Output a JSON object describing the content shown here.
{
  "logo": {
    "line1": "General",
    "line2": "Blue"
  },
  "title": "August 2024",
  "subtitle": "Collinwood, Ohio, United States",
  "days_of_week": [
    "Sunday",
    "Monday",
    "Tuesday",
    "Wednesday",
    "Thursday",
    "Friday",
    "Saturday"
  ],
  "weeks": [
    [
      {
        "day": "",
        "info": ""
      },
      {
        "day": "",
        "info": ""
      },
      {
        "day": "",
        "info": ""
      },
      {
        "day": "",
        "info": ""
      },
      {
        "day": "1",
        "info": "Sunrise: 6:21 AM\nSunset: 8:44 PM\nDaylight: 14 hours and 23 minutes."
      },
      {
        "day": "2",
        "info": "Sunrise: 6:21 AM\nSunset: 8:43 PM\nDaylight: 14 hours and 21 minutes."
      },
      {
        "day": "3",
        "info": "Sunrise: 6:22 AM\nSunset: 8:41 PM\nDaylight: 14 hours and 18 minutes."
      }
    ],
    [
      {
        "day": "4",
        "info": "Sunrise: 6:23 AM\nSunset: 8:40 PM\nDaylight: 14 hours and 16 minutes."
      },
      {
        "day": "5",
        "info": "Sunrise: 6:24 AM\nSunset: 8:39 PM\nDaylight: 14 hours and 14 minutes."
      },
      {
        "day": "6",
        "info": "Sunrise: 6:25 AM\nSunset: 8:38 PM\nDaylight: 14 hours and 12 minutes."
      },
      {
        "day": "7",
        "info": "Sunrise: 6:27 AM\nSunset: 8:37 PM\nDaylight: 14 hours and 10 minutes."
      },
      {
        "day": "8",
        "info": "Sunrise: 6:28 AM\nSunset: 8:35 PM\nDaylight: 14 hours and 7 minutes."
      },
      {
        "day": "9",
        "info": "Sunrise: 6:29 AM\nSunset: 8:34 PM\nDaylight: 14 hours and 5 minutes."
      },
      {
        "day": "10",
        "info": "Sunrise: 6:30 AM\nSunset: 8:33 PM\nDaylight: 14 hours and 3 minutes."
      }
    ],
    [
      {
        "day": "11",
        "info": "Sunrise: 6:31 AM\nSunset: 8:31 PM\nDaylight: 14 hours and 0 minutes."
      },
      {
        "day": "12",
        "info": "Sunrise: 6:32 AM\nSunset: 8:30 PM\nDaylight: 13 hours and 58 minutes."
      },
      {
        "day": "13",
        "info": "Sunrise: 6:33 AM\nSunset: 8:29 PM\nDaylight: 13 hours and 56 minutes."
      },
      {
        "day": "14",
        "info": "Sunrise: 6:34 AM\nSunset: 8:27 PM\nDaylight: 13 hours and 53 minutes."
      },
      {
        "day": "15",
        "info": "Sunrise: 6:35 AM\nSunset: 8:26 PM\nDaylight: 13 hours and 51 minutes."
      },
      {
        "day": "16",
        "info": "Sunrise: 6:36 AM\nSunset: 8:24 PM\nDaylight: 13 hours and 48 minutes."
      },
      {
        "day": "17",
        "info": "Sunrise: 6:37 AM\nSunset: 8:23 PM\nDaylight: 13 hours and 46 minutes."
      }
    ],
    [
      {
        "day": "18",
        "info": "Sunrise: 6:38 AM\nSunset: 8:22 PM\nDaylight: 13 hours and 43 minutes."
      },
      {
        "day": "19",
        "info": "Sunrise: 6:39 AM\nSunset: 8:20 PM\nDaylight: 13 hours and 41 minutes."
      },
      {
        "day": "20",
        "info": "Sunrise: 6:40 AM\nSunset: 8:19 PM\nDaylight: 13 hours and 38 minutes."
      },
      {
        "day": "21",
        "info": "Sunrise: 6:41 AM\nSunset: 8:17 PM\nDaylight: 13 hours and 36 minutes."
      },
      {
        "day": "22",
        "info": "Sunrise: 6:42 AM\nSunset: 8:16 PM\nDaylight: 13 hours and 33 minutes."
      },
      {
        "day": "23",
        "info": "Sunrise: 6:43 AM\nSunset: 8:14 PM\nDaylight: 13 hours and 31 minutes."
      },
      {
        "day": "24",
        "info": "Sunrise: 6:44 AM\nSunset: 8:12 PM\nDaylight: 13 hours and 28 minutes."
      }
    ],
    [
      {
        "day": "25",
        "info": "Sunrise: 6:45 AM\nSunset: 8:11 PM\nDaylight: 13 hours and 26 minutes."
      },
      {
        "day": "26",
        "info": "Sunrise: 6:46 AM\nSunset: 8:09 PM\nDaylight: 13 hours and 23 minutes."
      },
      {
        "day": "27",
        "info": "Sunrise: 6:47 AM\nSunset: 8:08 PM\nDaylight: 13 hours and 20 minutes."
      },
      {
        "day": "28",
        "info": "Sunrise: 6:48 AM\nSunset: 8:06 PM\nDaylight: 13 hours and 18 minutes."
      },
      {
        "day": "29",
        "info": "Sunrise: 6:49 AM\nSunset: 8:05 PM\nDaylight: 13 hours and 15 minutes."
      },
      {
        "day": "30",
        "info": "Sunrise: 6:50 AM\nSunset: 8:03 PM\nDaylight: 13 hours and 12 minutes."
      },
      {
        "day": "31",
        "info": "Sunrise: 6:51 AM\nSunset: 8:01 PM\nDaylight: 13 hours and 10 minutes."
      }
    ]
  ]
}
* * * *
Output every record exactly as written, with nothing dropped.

Output a JSON object describing the content shown here.
{
  "logo": {
    "line1": "General",
    "line2": "Blue"
  },
  "title": "August 2024",
  "subtitle": "Collinwood, Ohio, United States",
  "days_of_week": [
    "Sunday",
    "Monday",
    "Tuesday",
    "Wednesday",
    "Thursday",
    "Friday",
    "Saturday"
  ],
  "weeks": [
    [
      {
        "day": "",
        "info": ""
      },
      {
        "day": "",
        "info": ""
      },
      {
        "day": "",
        "info": ""
      },
      {
        "day": "",
        "info": ""
      },
      {
        "day": "1",
        "info": "Sunrise: 6:21 AM\nSunset: 8:44 PM\nDaylight: 14 hours and 23 minutes."
      },
      {
        "day": "2",
        "info": "Sunrise: 6:21 AM\nSunset: 8:43 PM\nDaylight: 14 hours and 21 minutes."
      },
      {
        "day": "3",
        "info": "Sunrise: 6:22 AM\nSunset: 8:41 PM\nDaylight: 14 hours and 18 minutes."
      }
    ],
    [
      {
        "day": "4",
        "info": "Sunrise: 6:23 AM\nSunset: 8:40 PM\nDaylight: 14 hours and 16 minutes."
      },
      {
        "day": "5",
        "info": "Sunrise: 6:24 AM\nSunset: 8:39 PM\nDaylight: 14 hours and 14 minutes."
      },
      {
        "day": "6",
        "info": "Sunrise: 6:25 AM\nSunset: 8:38 PM\nDaylight: 14 hours and 12 minutes."
      },
      {
        "day": "7",
        "info": "Sunrise: 6:27 AM\nSunset: 8:37 PM\nDaylight: 14 hours and 10 minutes."
      },
      {
        "day": "8",
        "info": "Sunrise: 6:28 AM\nSunset: 8:35 PM\nDaylight: 14 hours and 7 minutes."
      },
      {
        "day": "9",
        "info": "Sunrise: 6:29 AM\nSunset: 8:34 PM\nDaylight: 14 hours and 5 minutes."
      },
      {
        "day": "10",
        "info": "Sunrise: 6:30 AM\nSunset: 8:33 PM\nDaylight: 14 hours and 3 minutes."
      }
    ],
    [
      {
        "day": "11",
        "info": "Sunrise: 6:31 AM\nSunset: 8:31 PM\nDaylight: 14 hours and 0 minutes."
      },
      {
        "day": "12",
        "info": "Sunrise: 6:32 AM\nSunset: 8:30 PM\nDaylight: 13 hours and 58 minutes."
      },
      {
        "day": "13",
        "info": "Sunrise: 6:33 AM\nSunset: 8:29 PM\nDaylight: 13 hours and 56 minutes."
      },
      {
        "day": "14",
        "info": "Sunrise: 6:34 AM\nSunset: 8:27 PM\nDaylight: 13 hours and 53 minutes."
      },
      {
        "day": "15",
        "info": "Sunrise: 6:35 AM\nSunset: 8:26 PM\nDaylight: 13 hours and 51 minutes."
      },
      {
        "day": "16",
        "info": "Sunrise: 6:36 AM\nSunset: 8:24 PM\nDaylight: 13 hours and 48 minutes."
      },
      {
        "day": "17",
        "info": "Sunrise: 6:37 AM\nSunset: 8:23 PM\nDaylight: 13 hours and 46 minutes."
      }
    ],
    [
      {
        "day": "18",
        "info": "Sunrise: 6:38 AM\nSunset: 8:22 PM\nDaylight: 13 hours and 43 minutes."
      },
      {
        "day": "19",
        "info": "Sunrise: 6:39 AM\nSunset: 8:20 PM\nDaylight: 13 hours and 41 minutes."
      },
      {
        "day": "20",
        "info": "Sunrise: 6:40 AM\nSunset: 8:19 PM\nDaylight: 13 hours and 38 minutes."
      },
      {
        "day": "21",
        "info": "Sunrise: 6:41 AM\nSunset: 8:17 PM\nDaylight: 13 hours and 36 minutes."
      },
      {
        "day": "22",
        "info": "Sunrise: 6:42 AM\nSunset: 8:16 PM\nDaylight: 13 hours and 33 minutes."
      },
      {
        "day": "23",
        "info": "Sunrise: 6:43 AM\nSunset: 8:14 PM\nDaylight: 13 hours and 31 minutes."
      },
      {
        "day": "24",
        "info": "Sunrise: 6:44 AM\nSunset: 8:12 PM\nDaylight: 13 hours and 28 minutes."
      }
    ],
    [
      {
        "day": "25",
        "info": "Sunrise: 6:45 AM\nSunset: 8:11 PM\nDaylight: 13 hours and 26 minutes."
      },
      {
        "day": "26",
        "info": "Sunrise: 6:46 AM\nSunset: 8:09 PM\nDaylight: 13 hours and 23 minutes."
      },
      {
        "day": "27",
        "info": "Sunrise: 6:47 AM\nSunset: 8:08 PM\nDaylight: 13 hours and 20 minutes."
      },
      {
        "day": "28",
        "info": "Sunrise: 6:48 AM\nSunset: 8:06 PM\nDaylight: 13 hours and 18 minutes."
      },
      {
        "day": "29",
        "info": "Sunrise: 6:49 AM\nSunset: 8:05 PM\nDaylight: 13 hours and 15 minutes."
      },
      {
        "day": "30",
        "info": "Sunrise: 6:50 AM\nSunset: 8:03 PM\nDaylight: 13 hours and 12 minutes."
      },
      {
        "day": "31",
        "info": "Sunrise: 6:51 AM\nSunset: 8:01 PM\nDaylight: 13 hours and 10 minutes."
      }
    ]
  ]
}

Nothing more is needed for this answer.